YOUR ASSIGNMENT: Each record below should be returned exactly, with its pictures left out.

RECORDED INFORMATION:
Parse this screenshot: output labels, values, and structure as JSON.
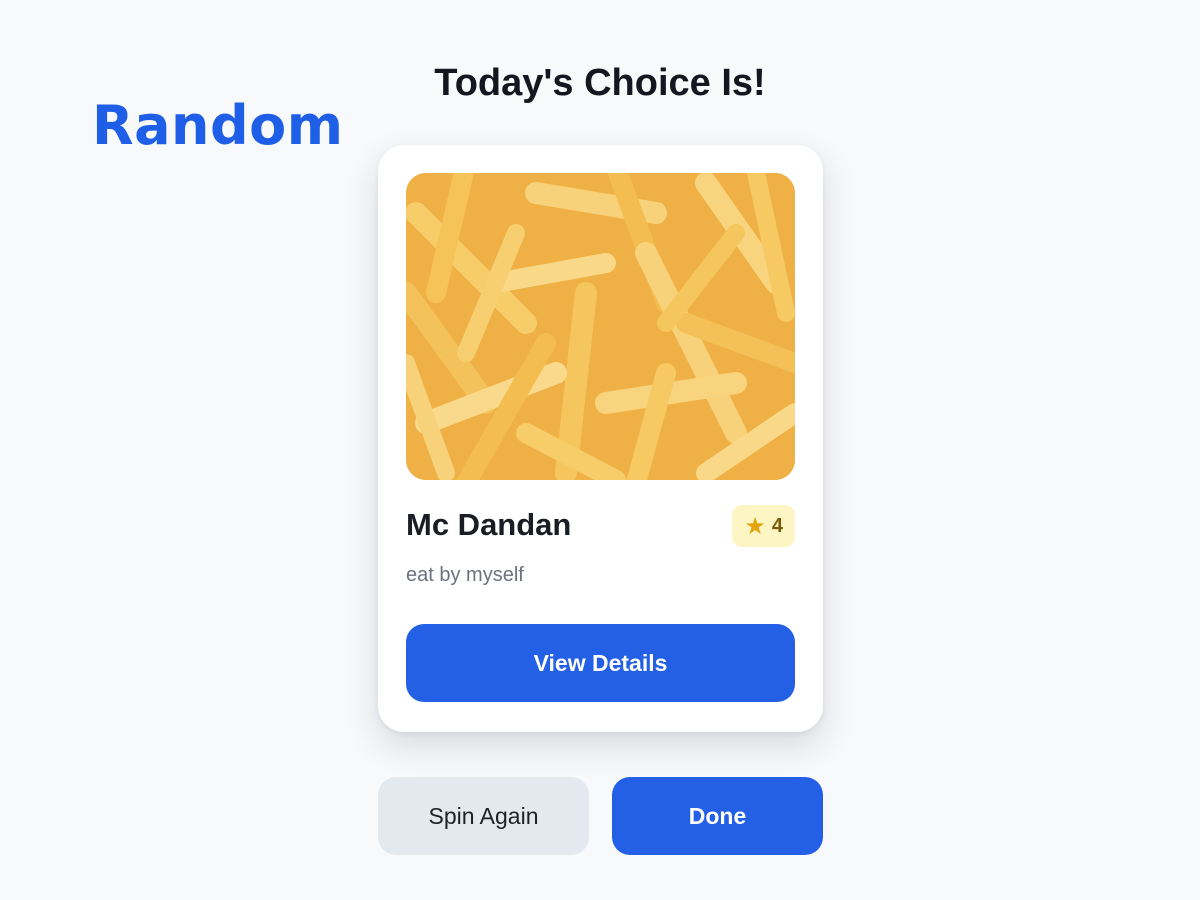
{
  "app": {
    "brand": "Random"
  },
  "page": {
    "heading": "Today's Choice Is!"
  },
  "card": {
    "name": "Mc Dandan",
    "subtitle": "eat by myself",
    "rating": "4",
    "rating_icon": "star-icon",
    "view_button": "View Details"
  },
  "actions": {
    "spin_again": "Spin Again",
    "done": "Done"
  },
  "colors": {
    "accent": "#2360e6",
    "brand": "#1f5fe8",
    "rating_bg": "#fdf5c4",
    "star": "#e3a40c"
  }
}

RESULT FOR THIS TASK:
Parse this screenshot: output labels, values, and structure as JSON.
{
  "app": {
    "brand": "Random"
  },
  "page": {
    "heading": "Today's Choice Is!"
  },
  "card": {
    "name": "Mc Dandan",
    "subtitle": "eat by myself",
    "rating": "4",
    "rating_icon": "star-icon",
    "view_button": "View Details"
  },
  "actions": {
    "spin_again": "Spin Again",
    "done": "Done"
  },
  "colors": {
    "accent": "#2360e6",
    "brand": "#1f5fe8",
    "rating_bg": "#fdf5c4",
    "star": "#e3a40c"
  }
}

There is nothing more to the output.